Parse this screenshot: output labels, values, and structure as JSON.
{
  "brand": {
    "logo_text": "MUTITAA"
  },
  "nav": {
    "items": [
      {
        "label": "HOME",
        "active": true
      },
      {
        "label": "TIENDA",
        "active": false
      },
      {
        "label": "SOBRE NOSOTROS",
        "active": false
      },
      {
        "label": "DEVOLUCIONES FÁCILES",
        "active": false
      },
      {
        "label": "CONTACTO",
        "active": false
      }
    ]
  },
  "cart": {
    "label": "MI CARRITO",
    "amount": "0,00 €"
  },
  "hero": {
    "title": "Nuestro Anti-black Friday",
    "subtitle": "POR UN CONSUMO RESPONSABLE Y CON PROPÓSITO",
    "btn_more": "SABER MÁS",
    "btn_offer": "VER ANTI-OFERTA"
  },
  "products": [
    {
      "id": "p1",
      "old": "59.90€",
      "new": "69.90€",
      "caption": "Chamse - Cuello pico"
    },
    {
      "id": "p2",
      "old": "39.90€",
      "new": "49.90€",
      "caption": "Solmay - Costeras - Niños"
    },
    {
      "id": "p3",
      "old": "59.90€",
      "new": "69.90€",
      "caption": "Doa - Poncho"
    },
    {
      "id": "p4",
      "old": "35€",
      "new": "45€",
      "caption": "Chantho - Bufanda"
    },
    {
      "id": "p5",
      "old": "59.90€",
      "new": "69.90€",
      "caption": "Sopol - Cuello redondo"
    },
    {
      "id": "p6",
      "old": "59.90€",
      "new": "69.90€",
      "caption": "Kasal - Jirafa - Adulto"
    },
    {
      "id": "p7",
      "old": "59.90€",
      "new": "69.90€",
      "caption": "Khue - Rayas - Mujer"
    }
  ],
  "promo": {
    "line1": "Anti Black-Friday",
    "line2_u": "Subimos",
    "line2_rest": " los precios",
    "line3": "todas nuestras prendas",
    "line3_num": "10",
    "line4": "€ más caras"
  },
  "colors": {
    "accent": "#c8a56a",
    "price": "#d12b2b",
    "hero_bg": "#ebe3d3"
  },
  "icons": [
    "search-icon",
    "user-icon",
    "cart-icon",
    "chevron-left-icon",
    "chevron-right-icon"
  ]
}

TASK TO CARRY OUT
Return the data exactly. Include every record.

COMPLETED TASK
Parse this screenshot: output labels, values, and structure as JSON.
{
  "brand": {
    "logo_text": "MUTITAA"
  },
  "nav": {
    "items": [
      {
        "label": "HOME",
        "active": true
      },
      {
        "label": "TIENDA",
        "active": false
      },
      {
        "label": "SOBRE NOSOTROS",
        "active": false
      },
      {
        "label": "DEVOLUCIONES FÁCILES",
        "active": false
      },
      {
        "label": "CONTACTO",
        "active": false
      }
    ]
  },
  "cart": {
    "label": "MI CARRITO",
    "amount": "0,00 €"
  },
  "hero": {
    "title": "Nuestro Anti-black Friday",
    "subtitle": "POR UN CONSUMO RESPONSABLE Y CON PROPÓSITO",
    "btn_more": "SABER MÁS",
    "btn_offer": "VER ANTI-OFERTA"
  },
  "products": [
    {
      "id": "p1",
      "old": "59.90€",
      "new": "69.90€",
      "caption": "Chamse - Cuello pico"
    },
    {
      "id": "p2",
      "old": "39.90€",
      "new": "49.90€",
      "caption": "Solmay - Costeras - Niños"
    },
    {
      "id": "p3",
      "old": "59.90€",
      "new": "69.90€",
      "caption": "Doa - Poncho"
    },
    {
      "id": "p4",
      "old": "35€",
      "new": "45€",
      "caption": "Chantho - Bufanda"
    },
    {
      "id": "p5",
      "old": "59.90€",
      "new": "69.90€",
      "caption": "Sopol - Cuello redondo"
    },
    {
      "id": "p6",
      "old": "59.90€",
      "new": "69.90€",
      "caption": "Kasal - Jirafa - Adulto"
    },
    {
      "id": "p7",
      "old": "59.90€",
      "new": "69.90€",
      "caption": "Khue - Rayas - Mujer"
    }
  ],
  "promo": {
    "line1": "Anti Black-Friday",
    "line2_u": "Subimos",
    "line2_rest": " los precios",
    "line3": "todas nuestras prendas",
    "line3_num": "10",
    "line4": "€ más caras"
  },
  "colors": {
    "accent": "#c8a56a",
    "price": "#d12b2b",
    "hero_bg": "#ebe3d3"
  },
  "icons": [
    "search-icon",
    "user-icon",
    "cart-icon",
    "chevron-left-icon",
    "chevron-right-icon"
  ]
}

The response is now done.